***** Provided records

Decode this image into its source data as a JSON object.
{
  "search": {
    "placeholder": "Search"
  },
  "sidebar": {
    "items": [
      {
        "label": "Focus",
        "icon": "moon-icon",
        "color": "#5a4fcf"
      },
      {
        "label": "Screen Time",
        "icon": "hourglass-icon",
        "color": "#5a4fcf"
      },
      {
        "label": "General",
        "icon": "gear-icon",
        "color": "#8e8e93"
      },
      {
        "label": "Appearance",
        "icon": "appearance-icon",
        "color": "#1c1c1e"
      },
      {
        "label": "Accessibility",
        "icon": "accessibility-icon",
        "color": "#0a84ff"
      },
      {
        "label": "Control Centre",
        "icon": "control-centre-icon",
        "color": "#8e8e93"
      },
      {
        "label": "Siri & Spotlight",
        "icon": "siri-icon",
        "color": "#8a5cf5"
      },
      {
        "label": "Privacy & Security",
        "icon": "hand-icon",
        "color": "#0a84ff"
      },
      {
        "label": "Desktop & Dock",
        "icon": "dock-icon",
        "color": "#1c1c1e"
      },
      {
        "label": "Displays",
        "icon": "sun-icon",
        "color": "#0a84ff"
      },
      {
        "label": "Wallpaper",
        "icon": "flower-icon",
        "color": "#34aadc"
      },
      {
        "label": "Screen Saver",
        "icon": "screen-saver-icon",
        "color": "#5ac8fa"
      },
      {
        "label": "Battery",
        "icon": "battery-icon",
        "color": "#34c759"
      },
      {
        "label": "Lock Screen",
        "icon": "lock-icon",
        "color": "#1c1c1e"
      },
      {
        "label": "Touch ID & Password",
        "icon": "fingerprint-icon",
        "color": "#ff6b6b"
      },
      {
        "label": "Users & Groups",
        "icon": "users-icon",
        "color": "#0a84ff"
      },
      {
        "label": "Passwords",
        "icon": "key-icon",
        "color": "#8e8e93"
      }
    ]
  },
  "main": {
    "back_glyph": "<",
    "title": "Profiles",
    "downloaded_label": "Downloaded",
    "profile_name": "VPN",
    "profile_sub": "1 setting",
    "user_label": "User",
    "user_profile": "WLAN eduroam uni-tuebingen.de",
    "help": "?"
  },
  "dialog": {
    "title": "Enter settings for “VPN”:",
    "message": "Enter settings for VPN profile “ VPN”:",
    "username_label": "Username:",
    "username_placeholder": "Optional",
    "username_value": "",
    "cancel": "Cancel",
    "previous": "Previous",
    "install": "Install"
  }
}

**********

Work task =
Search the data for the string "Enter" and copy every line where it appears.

Solution below =
    "title": "Enter settings for “VPN”:",
    "message": "Enter settings for VPN profile “ VPN”:",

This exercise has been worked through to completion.